→ **Requirement**:
Scan the records below and say how many lines include the word "create", giving no other text.

Page and application data records:
______

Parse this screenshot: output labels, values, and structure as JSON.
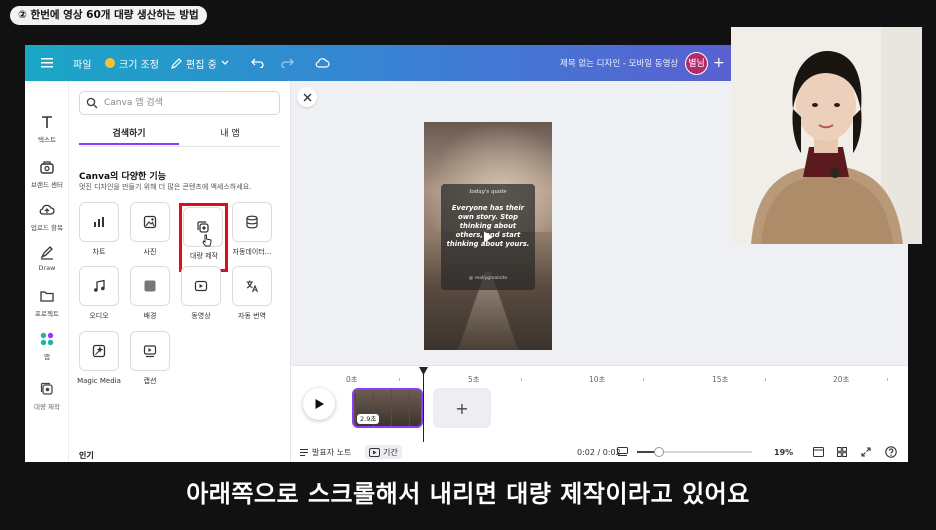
{
  "overlay": {
    "step_chip": "② 한번에 영상 60개 대량 생산하는 방법",
    "subtitle": "아래쪽으로 스크롤해서 내리면 대량 제작이라고 있어요"
  },
  "topbar": {
    "file": "파일",
    "resize": "크기 조정",
    "edit_mode": "편집 중",
    "doc_title": "제목 없는 디자인 - 모바일 동영상",
    "avatar": "별님",
    "plus": "+"
  },
  "rail": [
    {
      "label": "텍스트",
      "icon": "text-icon"
    },
    {
      "label": "브랜드 센터",
      "icon": "brand-icon"
    },
    {
      "label": "업로드 항목",
      "icon": "upload-icon"
    },
    {
      "label": "Draw",
      "icon": "draw-icon"
    },
    {
      "label": "프로젝트",
      "icon": "folder-icon"
    },
    {
      "label": "앱",
      "icon": "apps-icon"
    },
    {
      "label": "대량 제작",
      "icon": "bulk-create-icon"
    }
  ],
  "panel": {
    "search_placeholder": "Canva 앱 검색",
    "tab_discover": "검색하기",
    "tab_myapps": "내 앱",
    "section_title": "Canva의 다양한 기능",
    "section_sub": "멋진 디자인을 만들기 위해 더 많은 콘텐츠에 액세스하세요.",
    "tiles": [
      {
        "label": "차트",
        "icon": "chart-icon"
      },
      {
        "label": "사진",
        "icon": "photo-icon"
      },
      {
        "label": "대량 제작",
        "icon": "bulk-create-icon"
      },
      {
        "label": "자동데이터...",
        "icon": "database-icon"
      },
      {
        "label": "오디오",
        "icon": "audio-icon"
      },
      {
        "label": "배경",
        "icon": "background-icon"
      },
      {
        "label": "동영상",
        "icon": "video-icon"
      },
      {
        "label": "자동 번역",
        "icon": "translate-icon"
      },
      {
        "label": "Magic Media",
        "icon": "magic-media-icon"
      },
      {
        "label": "캡션",
        "icon": "caption-icon"
      }
    ],
    "popular_title": "인기"
  },
  "poster": {
    "title": "today's quote",
    "text": "Everyone has their own story. Stop thinking about others, and start thinking about yours.",
    "handle": "@ reallygreatsite"
  },
  "timeline": {
    "ruler": [
      "0초",
      "5초",
      "10초",
      "15초",
      "20초"
    ],
    "clip_duration": "2.9초",
    "add": "+"
  },
  "bottombar": {
    "notes": "발표자 노트",
    "duration": "기간",
    "time": "0:02 / 0:02",
    "zoom_pct": "19%",
    "zoom_level": 0.19
  }
}
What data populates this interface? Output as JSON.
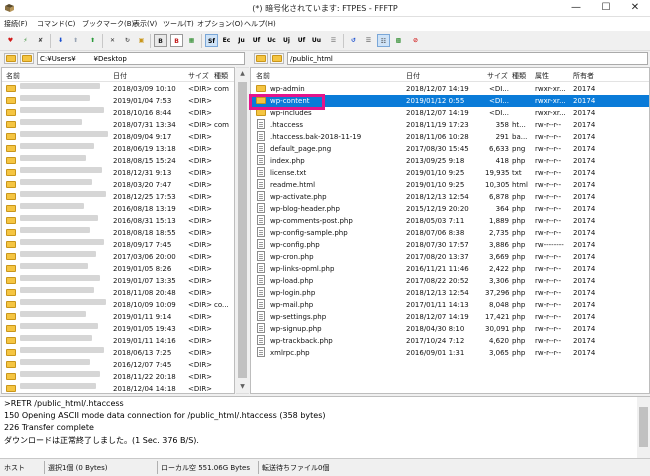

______

→ **Solution to this exercise**:
2